[Exercise material — start]

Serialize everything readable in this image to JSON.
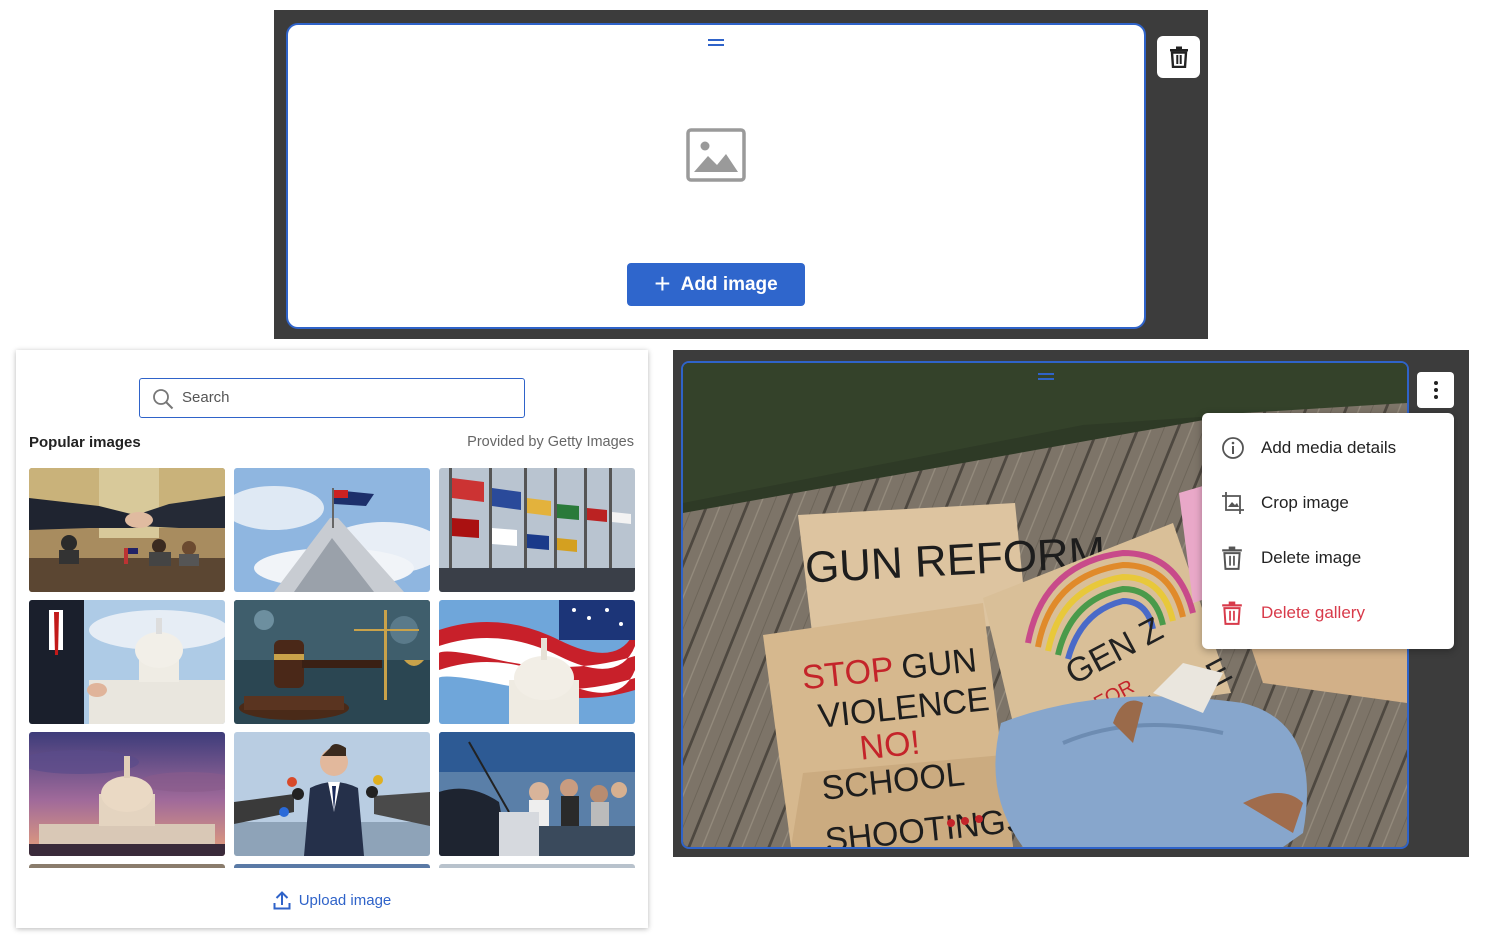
{
  "empty_block": {
    "add_image_label": "Add image",
    "icons": {
      "drag": "drag-handle-icon",
      "placeholder": "image-placeholder-icon",
      "plus": "plus-icon",
      "trash": "trash-icon"
    },
    "accent_color": "#2f66cc"
  },
  "picker": {
    "search_placeholder": "Search",
    "search_value": "",
    "popular_label": "Popular images",
    "provider_label": "Provided by Getty Images",
    "upload_label": "Upload image",
    "thumbnails": [
      "Handshake at conference table with flags",
      "Australian flag on Parliament House",
      "Row of international flags",
      "Capitol building with man in suit",
      "Judge gavel and scales of justice",
      "Capitol dome with US flag",
      "Capitol building at sunset",
      "Politician with reporters' microphones",
      "Speaker at podium with audience"
    ]
  },
  "photo_block": {
    "sign_texts": [
      "GUN REFORM",
      "STOP GUN VIOLENCE NO! SCHOOL SHOOTINGS",
      "GEN Z FOR CHANGE"
    ],
    "menu": {
      "items": [
        {
          "label": "Add media details",
          "icon": "info-icon",
          "danger": false
        },
        {
          "label": "Crop image",
          "icon": "crop-icon",
          "danger": false
        },
        {
          "label": "Delete image",
          "icon": "trash-icon",
          "danger": false
        },
        {
          "label": "Delete gallery",
          "icon": "trash-icon",
          "danger": true
        }
      ]
    },
    "danger_color": "#d83a4a"
  }
}
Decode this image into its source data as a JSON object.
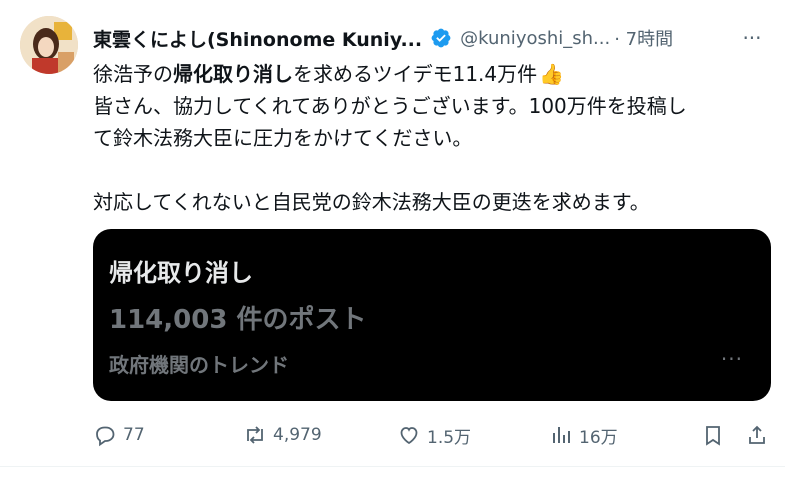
{
  "tweet": {
    "author_name": "東雲くによし(Shinonome Kuniy...",
    "handle": "@kuniyoshi_sh...",
    "time": "· 7時間",
    "more_label": "···",
    "text": {
      "line1_pre": "徐浩予の",
      "line1_bold": "帰化取り消し",
      "line1_post": "を求めるツイデモ11.4万件",
      "line1_emoji": "👍",
      "line2": "皆さん、協力してくれてありがとうございます。100万件を投稿し",
      "line3": "て鈴木法務大臣に圧力をかけてください。",
      "line4": "対応してくれないと自民党の鈴木法務大臣の更迭を求めます。"
    },
    "card": {
      "title": "帰化取り消し",
      "count": "114,003 件のポスト",
      "category": "政府機関のトレンド",
      "more_label": "···"
    },
    "actions": {
      "replies": "77",
      "retweets": "4,979",
      "likes": "1.5万",
      "views": "16万"
    }
  },
  "colors": {
    "text": "#0f1419",
    "secondary": "#536471",
    "verified": "#1d9bf0",
    "card_bg": "#000000"
  },
  "icons": [
    "verified-badge-icon",
    "more-icon",
    "reply-icon",
    "retweet-icon",
    "like-icon",
    "views-icon",
    "bookmark-icon",
    "share-icon"
  ]
}
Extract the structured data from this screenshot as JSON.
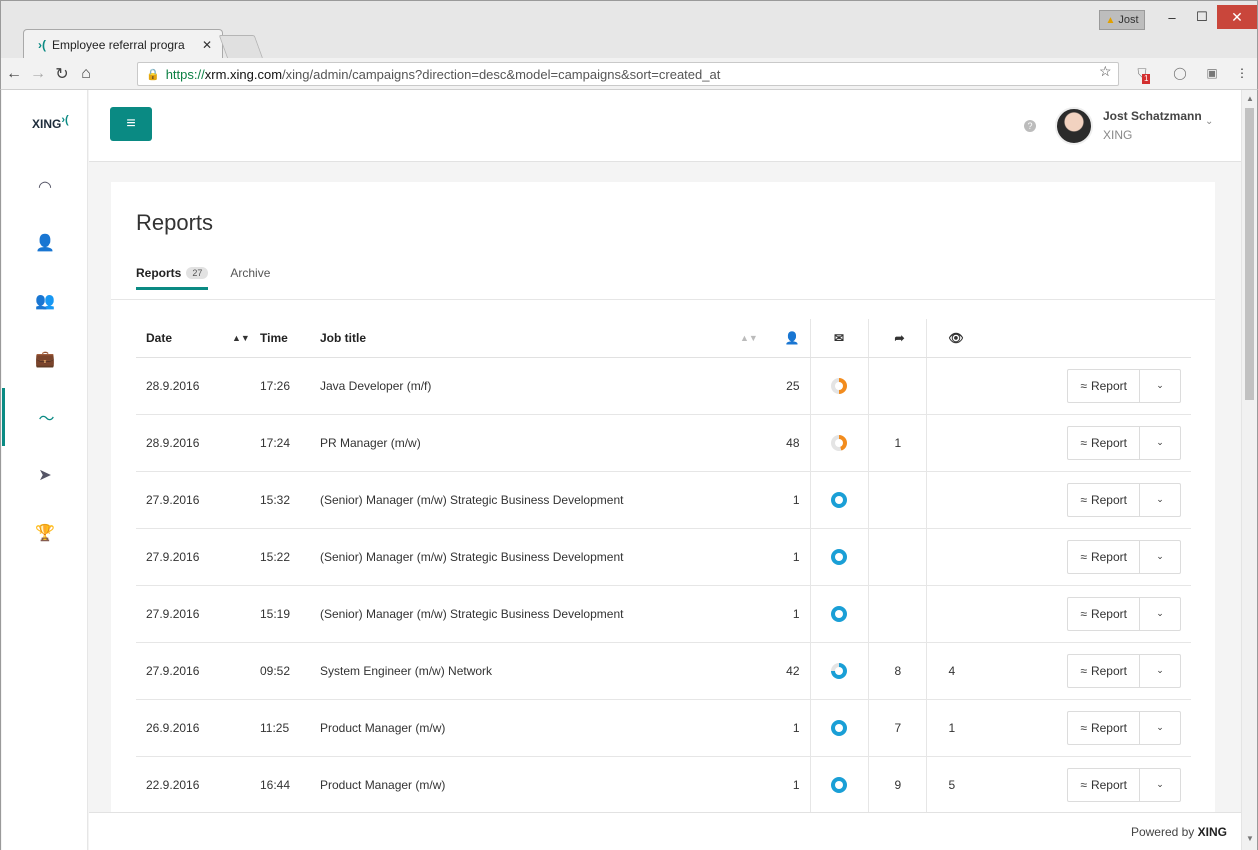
{
  "browser": {
    "tab_title": "Employee referral progra",
    "tab_favicon": "›(",
    "tab_close": "✕",
    "user_badge": "Jost",
    "url_scheme": "https://",
    "url_host": "xrm.xing.com",
    "url_path": "/xing/admin/campaigns?direction=desc&model=campaigns&sort=created_at",
    "ext_badge": "1"
  },
  "app": {
    "logo": "XING",
    "logo_mark": "›(",
    "user_name": "Jost Schatzmann",
    "user_org": "XING",
    "help_glyph": "?",
    "page_title": "Reports",
    "footer_prefix": "Powered by",
    "footer_brand": "XING"
  },
  "sidebar": {
    "items": [
      {
        "icon": "dashboard-icon",
        "glyph": "◠"
      },
      {
        "icon": "user-icon",
        "glyph": "👤"
      },
      {
        "icon": "users-icon",
        "glyph": "👥"
      },
      {
        "icon": "briefcase-icon",
        "glyph": "💼"
      },
      {
        "icon": "reports-icon",
        "glyph": "〜",
        "active": true
      },
      {
        "icon": "send-icon",
        "glyph": "➤"
      },
      {
        "icon": "trophy-icon",
        "glyph": "🏆"
      }
    ]
  },
  "tabs": {
    "reports_label": "Reports",
    "reports_count": "27",
    "archive_label": "Archive"
  },
  "table": {
    "headers": {
      "date": "Date",
      "time": "Time",
      "job_title": "Job title"
    },
    "rows": [
      {
        "date": "28.9.2016",
        "time": "17:26",
        "job": "Java Developer (m/f)",
        "count": "25",
        "pie_color": "#f28c1e",
        "pie_fraction": 0.5,
        "forwards": "",
        "views": "",
        "action": "Report"
      },
      {
        "date": "28.9.2016",
        "time": "17:24",
        "job": "PR Manager (m/w)",
        "count": "48",
        "pie_color": "#f28c1e",
        "pie_fraction": 0.45,
        "forwards": "1",
        "views": "",
        "action": "Report"
      },
      {
        "date": "27.9.2016",
        "time": "15:32",
        "job": "(Senior) Manager (m/w) Strategic Business Development",
        "count": "1",
        "pie_color": "#1a9fd6",
        "pie_fraction": 1,
        "forwards": "",
        "views": "",
        "action": "Report"
      },
      {
        "date": "27.9.2016",
        "time": "15:22",
        "job": "(Senior) Manager (m/w) Strategic Business Development",
        "count": "1",
        "pie_color": "#1a9fd6",
        "pie_fraction": 1,
        "forwards": "",
        "views": "",
        "action": "Report"
      },
      {
        "date": "27.9.2016",
        "time": "15:19",
        "job": "(Senior) Manager (m/w) Strategic Business Development",
        "count": "1",
        "pie_color": "#1a9fd6",
        "pie_fraction": 1,
        "forwards": "",
        "views": "",
        "action": "Report"
      },
      {
        "date": "27.9.2016",
        "time": "09:52",
        "job": "System Engineer (m/w) Network",
        "count": "42",
        "pie_color": "#1a9fd6",
        "pie_fraction": 0.75,
        "forwards": "8",
        "views": "4",
        "action": "Report"
      },
      {
        "date": "26.9.2016",
        "time": "11:25",
        "job": "Product Manager (m/w)",
        "count": "1",
        "pie_color": "#1a9fd6",
        "pie_fraction": 1,
        "forwards": "7",
        "views": "1",
        "action": "Report"
      },
      {
        "date": "22.9.2016",
        "time": "16:44",
        "job": "Product Manager (m/w)",
        "count": "1",
        "pie_color": "#1a9fd6",
        "pie_fraction": 1,
        "forwards": "9",
        "views": "5",
        "action": "Report"
      }
    ]
  },
  "colors": {
    "accent": "#0a8a83",
    "pie_orange": "#f28c1e",
    "pie_blue": "#1a9fd6"
  }
}
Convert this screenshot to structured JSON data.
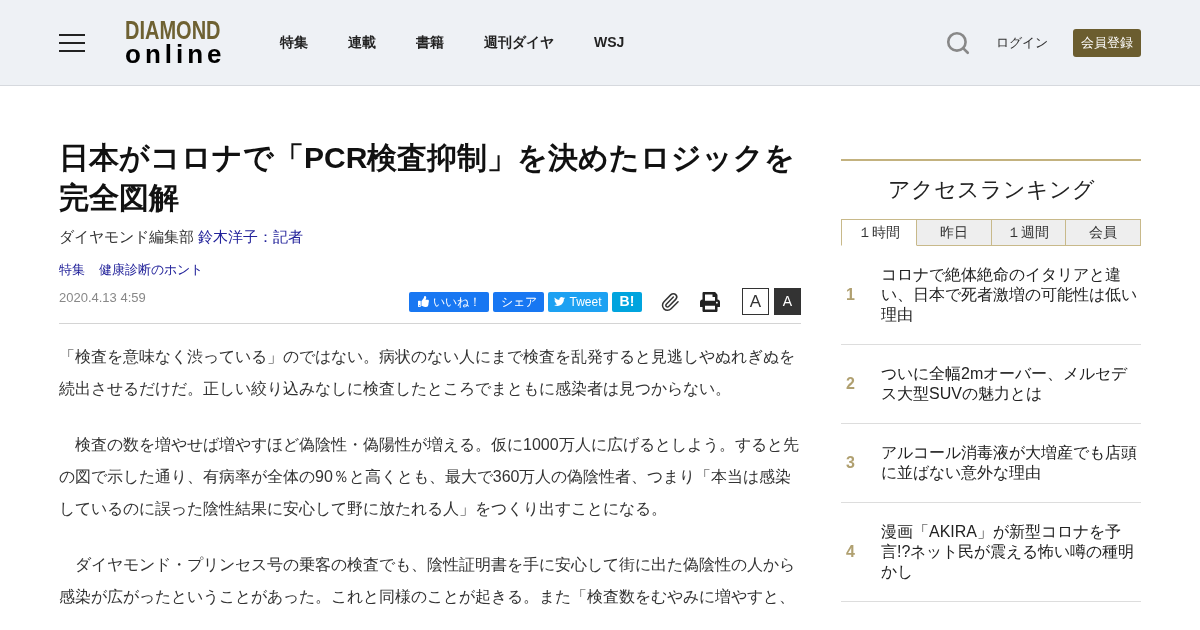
{
  "header": {
    "logo": {
      "top": "DIAMOND",
      "bottom": "online"
    },
    "nav": [
      "特集",
      "連載",
      "書籍",
      "週刊ダイヤ",
      "WSJ"
    ],
    "login": "ログイン",
    "register": "会員登録"
  },
  "article": {
    "title": "日本がコロナで「PCR検査抑制」を決めたロジックを完全図解",
    "byline": {
      "desk": "ダイヤモンド編集部",
      "author": "鈴木洋子：記者"
    },
    "tags": [
      "特集",
      "健康診断のホント"
    ],
    "date": "2020.4.13 4:59",
    "share": [
      {
        "kind": "like",
        "label": "いいね！"
      },
      {
        "kind": "share",
        "label": "シェア"
      },
      {
        "kind": "tweet",
        "label": "Tweet"
      },
      {
        "kind": "hatena",
        "label": "B!"
      }
    ],
    "font_sizes": [
      {
        "label": "A",
        "selected": false
      },
      {
        "label": "A",
        "selected": true
      }
    ],
    "paragraphs": [
      "「検査を意味なく渋っている」のではない。病状のない人にまで検査を乱発すると見逃しやぬれぎぬを続出させるだけだ。正しい絞り込みなしに検査したところでまともに感染者は見つからない。",
      "　検査の数を増やせば増やすほど偽陰性・偽陽性が増える。仮に1000万人に広げるとしよう。すると先の図で示した通り、有病率が全体の90％と高くとも、最大で360万人の偽陰性者、つまり「本当は感染しているのに誤った陰性結果に安心して野に放たれる人」をつくり出すことになる。",
      "　ダイヤモンド・プリンセス号の乗客の検査でも、陰性証明書を手に安心して街に出た偽陰性の人から感染が広がったということがあった。これと同様のことが起きる。また「検査数をむやみに増やすと、"
    ]
  },
  "ranking": {
    "title": "アクセスランキング",
    "tabs": [
      {
        "label": "１時間",
        "selected": true
      },
      {
        "label": "昨日",
        "selected": false
      },
      {
        "label": "１週間",
        "selected": false
      },
      {
        "label": "会員",
        "selected": false
      }
    ],
    "items": [
      {
        "rank": "1",
        "title": "コロナで絶体絶命のイタリアと違い、日本で死者激増の可能性は低い理由"
      },
      {
        "rank": "2",
        "title": "ついに全幅2mオーバー、メルセデス大型SUVの魅力とは"
      },
      {
        "rank": "3",
        "title": "アルコール消毒液が大増産でも店頭に並ばない意外な理由"
      },
      {
        "rank": "4",
        "title": "漫画「AKIRA」が新型コロナを予言!?ネット民が震える怖い噂の種明かし"
      }
    ]
  }
}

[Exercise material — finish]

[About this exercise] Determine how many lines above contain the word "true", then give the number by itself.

[Output for this exercise] 4